Yamnuska Summit is one of the first mountains in the Rocky Mountain range between Calgary, Alberta and Banff National Park. You can see its sheer, wide face and underlying scree from the Trans-Canada Highway.
It is a popular, accessible, challenging hike and scramble to the summit. I have reached the summit three times with three different hiking partners, and each time it took between three and four hours. The weather cooperated each time with air so calm you could actually set a piece of paper on a rock and it wouldn’t fly away. I think I was lucky three times and certainly don’t expect such conditions.

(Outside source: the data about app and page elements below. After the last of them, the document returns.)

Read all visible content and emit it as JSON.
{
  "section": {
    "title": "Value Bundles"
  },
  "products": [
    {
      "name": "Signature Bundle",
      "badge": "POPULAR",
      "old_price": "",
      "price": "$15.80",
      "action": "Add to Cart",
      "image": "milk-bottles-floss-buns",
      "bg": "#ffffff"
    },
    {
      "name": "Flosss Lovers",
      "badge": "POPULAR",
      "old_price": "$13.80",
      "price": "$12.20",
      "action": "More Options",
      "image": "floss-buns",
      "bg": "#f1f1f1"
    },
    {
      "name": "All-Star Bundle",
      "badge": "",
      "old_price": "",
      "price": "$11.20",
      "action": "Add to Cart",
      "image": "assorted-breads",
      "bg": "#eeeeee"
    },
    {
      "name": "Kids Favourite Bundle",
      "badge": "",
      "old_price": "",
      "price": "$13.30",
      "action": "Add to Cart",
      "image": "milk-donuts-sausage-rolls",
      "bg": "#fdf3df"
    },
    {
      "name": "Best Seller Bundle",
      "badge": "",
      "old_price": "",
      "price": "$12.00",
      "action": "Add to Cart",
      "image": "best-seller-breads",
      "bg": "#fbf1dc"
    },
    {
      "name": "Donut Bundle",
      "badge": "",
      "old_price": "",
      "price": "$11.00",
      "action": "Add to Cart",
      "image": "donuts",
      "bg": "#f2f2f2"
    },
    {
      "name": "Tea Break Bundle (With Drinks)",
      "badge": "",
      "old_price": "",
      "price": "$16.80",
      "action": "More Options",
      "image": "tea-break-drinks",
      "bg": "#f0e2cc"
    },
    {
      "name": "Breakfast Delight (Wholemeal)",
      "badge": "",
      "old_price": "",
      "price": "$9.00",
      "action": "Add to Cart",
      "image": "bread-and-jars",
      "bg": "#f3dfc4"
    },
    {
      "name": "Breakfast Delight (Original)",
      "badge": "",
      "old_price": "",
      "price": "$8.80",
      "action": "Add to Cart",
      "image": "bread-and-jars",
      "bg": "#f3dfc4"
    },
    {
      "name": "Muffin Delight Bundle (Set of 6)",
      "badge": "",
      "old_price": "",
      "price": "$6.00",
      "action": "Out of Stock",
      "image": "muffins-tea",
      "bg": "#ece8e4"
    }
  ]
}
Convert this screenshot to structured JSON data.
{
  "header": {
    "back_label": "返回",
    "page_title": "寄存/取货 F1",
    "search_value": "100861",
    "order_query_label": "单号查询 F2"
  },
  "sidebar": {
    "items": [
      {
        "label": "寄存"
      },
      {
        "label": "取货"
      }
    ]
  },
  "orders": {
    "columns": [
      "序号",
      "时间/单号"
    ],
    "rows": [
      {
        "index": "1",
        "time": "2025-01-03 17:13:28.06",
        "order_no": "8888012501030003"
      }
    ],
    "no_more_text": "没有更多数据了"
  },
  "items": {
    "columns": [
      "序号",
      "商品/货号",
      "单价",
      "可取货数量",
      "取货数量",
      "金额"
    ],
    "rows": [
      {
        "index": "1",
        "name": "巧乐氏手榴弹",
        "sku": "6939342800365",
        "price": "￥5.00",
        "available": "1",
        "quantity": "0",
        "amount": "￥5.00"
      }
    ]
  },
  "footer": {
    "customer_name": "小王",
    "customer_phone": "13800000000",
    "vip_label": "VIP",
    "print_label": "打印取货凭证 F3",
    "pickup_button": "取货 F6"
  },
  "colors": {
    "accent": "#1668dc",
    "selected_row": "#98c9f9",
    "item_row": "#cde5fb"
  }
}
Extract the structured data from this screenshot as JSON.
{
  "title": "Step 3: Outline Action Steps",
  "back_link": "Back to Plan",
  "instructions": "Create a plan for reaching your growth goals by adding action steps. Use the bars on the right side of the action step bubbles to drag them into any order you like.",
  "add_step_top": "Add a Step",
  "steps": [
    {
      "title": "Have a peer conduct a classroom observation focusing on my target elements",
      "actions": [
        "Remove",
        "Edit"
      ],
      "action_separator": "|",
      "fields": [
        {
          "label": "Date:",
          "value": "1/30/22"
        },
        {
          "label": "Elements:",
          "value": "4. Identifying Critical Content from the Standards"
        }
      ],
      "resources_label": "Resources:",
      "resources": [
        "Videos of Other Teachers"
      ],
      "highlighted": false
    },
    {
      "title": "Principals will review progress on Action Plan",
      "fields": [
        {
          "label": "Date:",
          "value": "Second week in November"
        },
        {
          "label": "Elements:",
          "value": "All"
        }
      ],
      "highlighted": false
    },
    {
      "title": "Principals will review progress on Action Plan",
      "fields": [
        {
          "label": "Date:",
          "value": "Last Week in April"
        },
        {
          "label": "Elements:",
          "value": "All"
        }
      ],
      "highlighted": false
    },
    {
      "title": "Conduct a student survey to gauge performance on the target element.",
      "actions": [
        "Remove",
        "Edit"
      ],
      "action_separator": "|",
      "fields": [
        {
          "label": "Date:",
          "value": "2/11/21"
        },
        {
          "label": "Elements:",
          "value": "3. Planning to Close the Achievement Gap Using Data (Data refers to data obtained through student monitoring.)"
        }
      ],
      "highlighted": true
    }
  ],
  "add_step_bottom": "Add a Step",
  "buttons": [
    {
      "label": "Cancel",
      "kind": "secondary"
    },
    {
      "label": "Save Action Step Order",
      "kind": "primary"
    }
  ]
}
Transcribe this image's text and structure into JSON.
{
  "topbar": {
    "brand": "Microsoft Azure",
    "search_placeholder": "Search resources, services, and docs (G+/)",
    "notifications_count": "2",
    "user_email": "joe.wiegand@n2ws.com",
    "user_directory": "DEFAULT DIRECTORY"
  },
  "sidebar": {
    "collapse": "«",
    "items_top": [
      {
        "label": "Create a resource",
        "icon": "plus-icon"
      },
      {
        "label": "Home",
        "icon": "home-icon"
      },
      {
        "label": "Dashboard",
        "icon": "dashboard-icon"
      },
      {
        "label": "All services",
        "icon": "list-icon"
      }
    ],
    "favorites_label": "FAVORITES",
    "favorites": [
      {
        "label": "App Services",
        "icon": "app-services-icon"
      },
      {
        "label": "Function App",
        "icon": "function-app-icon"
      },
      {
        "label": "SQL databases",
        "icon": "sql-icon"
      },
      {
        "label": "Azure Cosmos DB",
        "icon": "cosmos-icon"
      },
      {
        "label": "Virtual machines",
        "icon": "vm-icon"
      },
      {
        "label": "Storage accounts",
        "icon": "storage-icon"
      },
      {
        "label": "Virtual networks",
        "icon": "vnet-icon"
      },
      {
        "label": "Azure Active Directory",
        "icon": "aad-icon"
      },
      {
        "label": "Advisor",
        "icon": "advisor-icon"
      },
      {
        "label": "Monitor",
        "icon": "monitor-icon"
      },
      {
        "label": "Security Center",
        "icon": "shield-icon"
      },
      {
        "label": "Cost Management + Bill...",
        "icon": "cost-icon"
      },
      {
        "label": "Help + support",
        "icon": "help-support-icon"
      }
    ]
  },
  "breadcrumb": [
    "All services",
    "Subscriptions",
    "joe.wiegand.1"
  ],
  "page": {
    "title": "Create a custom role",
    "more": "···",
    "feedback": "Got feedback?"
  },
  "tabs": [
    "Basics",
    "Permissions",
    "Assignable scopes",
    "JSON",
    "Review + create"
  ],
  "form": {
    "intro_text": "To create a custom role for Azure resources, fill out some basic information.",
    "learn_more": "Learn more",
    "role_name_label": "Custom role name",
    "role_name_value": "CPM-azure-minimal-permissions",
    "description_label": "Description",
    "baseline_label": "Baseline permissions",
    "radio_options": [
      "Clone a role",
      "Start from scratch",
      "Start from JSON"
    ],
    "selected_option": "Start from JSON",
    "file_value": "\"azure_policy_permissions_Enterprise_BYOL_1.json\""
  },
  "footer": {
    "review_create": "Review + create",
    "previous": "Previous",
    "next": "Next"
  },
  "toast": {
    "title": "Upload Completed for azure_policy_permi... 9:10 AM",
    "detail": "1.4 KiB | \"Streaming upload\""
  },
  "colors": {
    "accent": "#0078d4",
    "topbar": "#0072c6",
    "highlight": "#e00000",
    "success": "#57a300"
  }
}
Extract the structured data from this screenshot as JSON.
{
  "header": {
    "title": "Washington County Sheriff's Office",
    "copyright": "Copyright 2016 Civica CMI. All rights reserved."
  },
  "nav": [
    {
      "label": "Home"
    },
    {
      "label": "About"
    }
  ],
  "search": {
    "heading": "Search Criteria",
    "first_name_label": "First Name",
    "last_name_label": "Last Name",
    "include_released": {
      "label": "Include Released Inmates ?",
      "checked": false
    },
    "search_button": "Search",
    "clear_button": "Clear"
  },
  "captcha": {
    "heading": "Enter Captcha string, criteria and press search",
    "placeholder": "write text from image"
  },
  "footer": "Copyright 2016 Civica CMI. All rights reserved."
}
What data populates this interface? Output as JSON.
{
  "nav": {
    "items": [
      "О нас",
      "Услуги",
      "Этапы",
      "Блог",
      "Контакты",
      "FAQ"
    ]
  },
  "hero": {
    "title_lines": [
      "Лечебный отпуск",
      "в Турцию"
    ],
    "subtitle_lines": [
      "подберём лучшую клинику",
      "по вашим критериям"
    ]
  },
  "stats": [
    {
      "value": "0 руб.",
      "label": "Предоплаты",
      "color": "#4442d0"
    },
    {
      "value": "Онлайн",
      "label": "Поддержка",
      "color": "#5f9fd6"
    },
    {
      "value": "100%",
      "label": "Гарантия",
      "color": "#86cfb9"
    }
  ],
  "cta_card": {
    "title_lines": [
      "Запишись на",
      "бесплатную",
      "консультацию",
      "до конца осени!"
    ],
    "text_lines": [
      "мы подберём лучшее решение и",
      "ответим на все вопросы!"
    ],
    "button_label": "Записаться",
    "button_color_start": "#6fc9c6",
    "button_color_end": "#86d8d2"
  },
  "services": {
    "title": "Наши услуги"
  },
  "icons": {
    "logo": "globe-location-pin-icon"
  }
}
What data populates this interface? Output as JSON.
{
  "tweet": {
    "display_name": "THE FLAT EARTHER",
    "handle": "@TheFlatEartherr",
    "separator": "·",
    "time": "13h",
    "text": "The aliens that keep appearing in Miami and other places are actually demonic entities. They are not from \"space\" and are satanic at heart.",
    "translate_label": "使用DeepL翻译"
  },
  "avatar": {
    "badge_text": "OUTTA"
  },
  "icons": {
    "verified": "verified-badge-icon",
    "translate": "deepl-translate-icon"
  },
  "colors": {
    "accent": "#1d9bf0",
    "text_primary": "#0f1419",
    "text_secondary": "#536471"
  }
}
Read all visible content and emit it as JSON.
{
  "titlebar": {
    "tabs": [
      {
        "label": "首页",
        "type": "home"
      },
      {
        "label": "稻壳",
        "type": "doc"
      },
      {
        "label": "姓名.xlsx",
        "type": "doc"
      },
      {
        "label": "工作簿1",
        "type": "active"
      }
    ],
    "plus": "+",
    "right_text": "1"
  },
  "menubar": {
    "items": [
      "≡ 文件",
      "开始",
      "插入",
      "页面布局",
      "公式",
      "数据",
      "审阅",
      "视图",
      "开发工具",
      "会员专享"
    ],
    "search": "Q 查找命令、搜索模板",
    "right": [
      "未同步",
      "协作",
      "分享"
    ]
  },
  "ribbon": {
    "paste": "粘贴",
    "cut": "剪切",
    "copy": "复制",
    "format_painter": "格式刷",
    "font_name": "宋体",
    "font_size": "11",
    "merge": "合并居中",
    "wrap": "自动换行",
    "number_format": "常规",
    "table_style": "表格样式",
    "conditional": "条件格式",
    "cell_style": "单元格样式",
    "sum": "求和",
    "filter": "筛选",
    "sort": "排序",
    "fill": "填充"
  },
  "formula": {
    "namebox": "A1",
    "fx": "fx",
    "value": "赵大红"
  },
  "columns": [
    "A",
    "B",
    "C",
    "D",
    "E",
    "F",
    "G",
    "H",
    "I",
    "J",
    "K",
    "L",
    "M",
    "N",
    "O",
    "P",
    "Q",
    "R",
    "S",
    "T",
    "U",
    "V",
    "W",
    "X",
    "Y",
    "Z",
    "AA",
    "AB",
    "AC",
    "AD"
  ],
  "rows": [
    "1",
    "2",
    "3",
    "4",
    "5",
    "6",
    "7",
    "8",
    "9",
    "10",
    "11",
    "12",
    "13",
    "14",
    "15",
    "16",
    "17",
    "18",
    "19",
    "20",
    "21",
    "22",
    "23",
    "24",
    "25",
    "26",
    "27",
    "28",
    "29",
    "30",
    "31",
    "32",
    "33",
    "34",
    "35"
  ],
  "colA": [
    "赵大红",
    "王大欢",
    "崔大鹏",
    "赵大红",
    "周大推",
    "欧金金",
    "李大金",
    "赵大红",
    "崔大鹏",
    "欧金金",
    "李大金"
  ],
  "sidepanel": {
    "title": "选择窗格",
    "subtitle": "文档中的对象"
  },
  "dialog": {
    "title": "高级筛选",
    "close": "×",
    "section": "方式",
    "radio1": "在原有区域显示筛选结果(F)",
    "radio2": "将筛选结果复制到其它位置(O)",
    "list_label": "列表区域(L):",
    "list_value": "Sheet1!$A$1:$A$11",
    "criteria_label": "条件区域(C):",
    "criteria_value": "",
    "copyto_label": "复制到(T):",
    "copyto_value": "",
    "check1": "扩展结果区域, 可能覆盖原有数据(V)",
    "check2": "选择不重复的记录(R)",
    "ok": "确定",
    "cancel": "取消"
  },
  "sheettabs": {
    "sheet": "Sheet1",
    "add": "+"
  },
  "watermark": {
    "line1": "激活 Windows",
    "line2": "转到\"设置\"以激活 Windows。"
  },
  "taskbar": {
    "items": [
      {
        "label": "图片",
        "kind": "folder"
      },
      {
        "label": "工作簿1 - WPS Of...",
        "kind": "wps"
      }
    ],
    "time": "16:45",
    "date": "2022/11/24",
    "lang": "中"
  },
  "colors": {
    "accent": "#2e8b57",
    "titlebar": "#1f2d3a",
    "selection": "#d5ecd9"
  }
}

Locally it’s probably best-known for a short traverse that requires you to shimmy along a rock face while holding a chain. It can be intimidating, but aside from requiring a small manoeuvre to get on and off the chain, it actually feels quite easy while you’re on it.
My climbing partner this time was Keri. It was our first real hike together, and her first scramble. We tackled it together, stopping often along the way to soak in the views. We took a few quiet moments together at the summit, giving the crowd of about eight who were there ahead of us a chance to begin their descent.
The spring of 2016 followed an unseasonably warm winter and I found myself at the peak in April under early summer conditions. Clouds rolled in as we scrambled to the summit and we found ourselves at the peak, looking down at the clouds below.
For two prairie kids to be standing above the clouds is a breathtaking moment.
As you walk under the face of Yamnuska toward the scree that is the path down, it feels as if the mountain is leaning over you like a schoolyard bully.
The scree is incredibly steep but if you can keep your balance, it feels like you’re bounding on clouds. Each step covers miles of terrain and counts towards at least a few metres against the 900m elevation, undoing all the hard work on the scramble to the peak. We laughed the whole way down.
This is an excellent day-hike, accessible from the Trans-Canada Highway. It sits outside Banff National Park so even when National Parks aren’t free entry like they are in 2017 (Happy birthday, Canada!), there’s no charge aside from your gas to drive to the trailhead.